This week, the CCIO Leaders Network takes two small steps in the development of chief clinical information officers in the NHS, with the launch of a new Vision for CCIOs and 12-point plan.

While the steps are small, the hope is that they will lead to a giant leap forward. And, as such, my mind goes back to the launch of what turned out to be the first, successful attempt to put men on the moon – Apollo 11 in 1969.

Of course, nobody knew at the time that the flight would be successful. US president Richard Nixon, not always the most inspiring of men, had the following words written in case they didn’t make it.

"These brave men, Neil Armstrong and Edwin Aldrin… are laying down their lives in mankind’s most noble goal: the search for truth and understanding.

"Others will follow, and surely find their way home. But these men were the first, and they will remain the foremost in our hearts […for now] there is some corner of another world that is forever mankind."

These words reflect the scale of what was being attempted, and the risks involved. But any project that is worthwhile involves risks, not least for its leadership, should it fail in a very public manner.

Time for the next step

It is now the best part of two years since EHI launched the EHI CCIO Campaign, to encourage NHS organisations to appoint a chief clinical information officer to lead on IT and information projects.

The campaign was an instant success, and has been followed up with the CCIO Leaders Network. This exists to support the CCIOs that are now in place, to encourage further appointments, and to help young clinicians who might want to explore this as a career option.

Like any good movement, the early joiners of the CCIO Leaders Network were of the highest calibre, and collectively made for a very cool, committed, and knowledgeable crowd.

But we needed to take the next step. In October, we asked for your input to a manifesto, a vision statement, a plan for CCIOs.

Invoking the spirit of Martin Luther King in encouraging you to dream, we asked for your ideas and we were staggered by the response.

The CCIO Leaders Network advisory panel, which I chair, has worked hard to distil the ideas into a brief vision document and a practical plan; which I commend to you. I believe them be deliverable and at minimal cost.

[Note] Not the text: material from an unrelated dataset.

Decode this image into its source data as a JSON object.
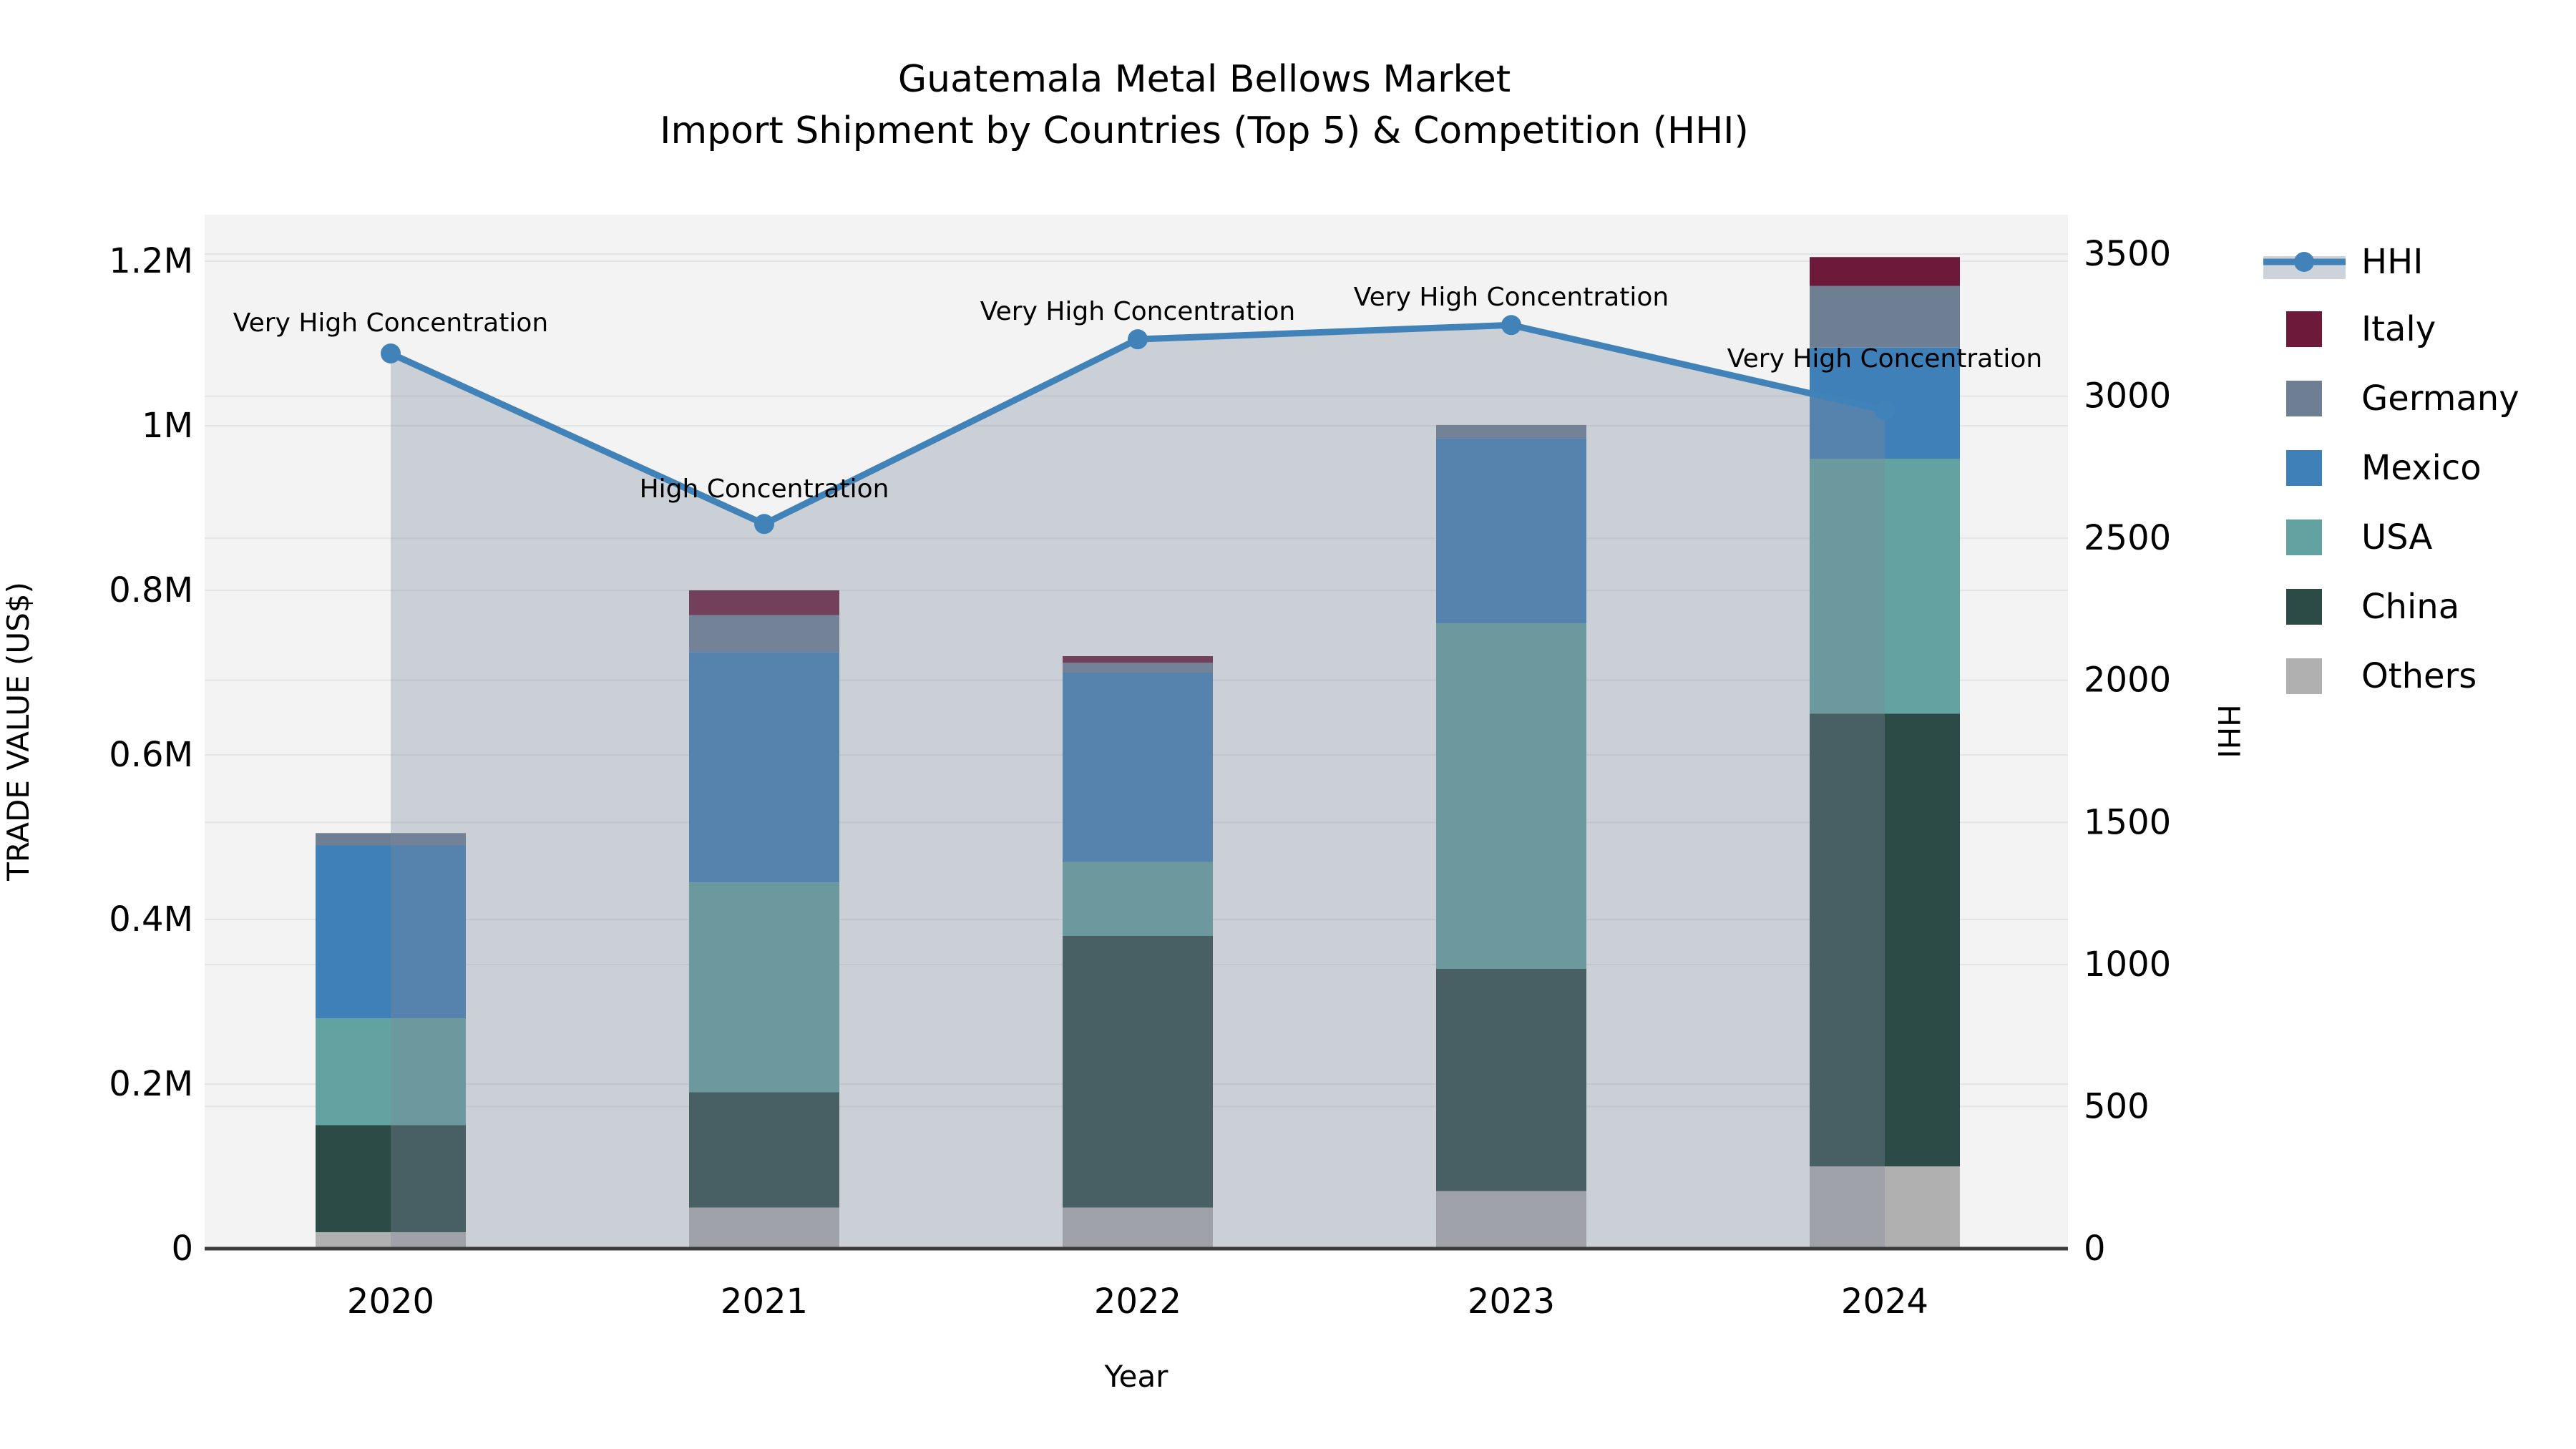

Naturally, like Nixon (and there’s a sentence I never expected to write!) I feel a certain amount of anxiety as to how the plan will be received.

I can hear some saying: “Who the heck are these people to think they can tell the NHS what it needs to do?” And it’s a fair question.

I would answer that we are the 2,500 strong, self-generated, self-funded, self-organised, grass roots movement that has grown from nothing; huddled around an online magazine that has become the British health informatics living room, debating chamber, and honest broker.

We are the most successful, fastest growing, health IT clinical engagement project in history. And if we can achieve our goals, we believe the NHS can yet become the world leader in health IT – with all the benefits that will bring for patients, health and care services, and the economy.

To praise or to bury the NHS?

We are also the organisation that can offer a new way forward in the NHS’ search for truth and understanding.

Last year, Robert Francis QC issued his second report on the events at Mid Staffordshire NHS Foundation Trust, and the government responded with the Keogh review of 14 trusts with apparently high mortality ratios, and the Berwick report on safety and quality.

These are important pieces of work. But they have enabled newspapers and commentators to focus unremitting criticism on the NHS.

Whether these reports revolutionise quality of care, or become just more nails in the coffin of the health service as we know it, will be decided over the next few years.

And the outcome will hinge on whether we can make a better fist of measuring quality of care, so we know where improvement is needed, and what best practice looks like.

That means it will turn on the energy and skills of a group of clinicians who are turned on by data and IT, working with the policy makers, managers, IT staff and others responsible for the national projects and electronic patient record systems that will capture and deliver the necessary data.

Over to you…

Whether the vision you have helped us develop requires an obituary shortly after launch or goes on to be a landmark moment in the history of the NHS will depend largely on you.

We need you to promote the vision within your organisation, whether you are working in an acute trust, a mental health trust, a clinical commissioning group, NHS England, the Health and Social Care Information Centre, NICE, the CQC, any other regulator, or any other body with influence.

CCIOs cannot achieve the information revolution on their own. But they will, I hope, provide the critical mass of clinical and IT knowledge to draw together all the strands of the emerging health informatics profession.

Finally, because I like to think that we will be successful, I’d like to conclude with the words that Nixon used when the Apollo 11 crew made it home safely to earth, after spending two and a half hours outside their spacecraft, on the surface of the moon.

“I only hope that all of us… as a result of what you have done, can do our job a little better. We can reach for the stars, just as you have reached so far for the stars.”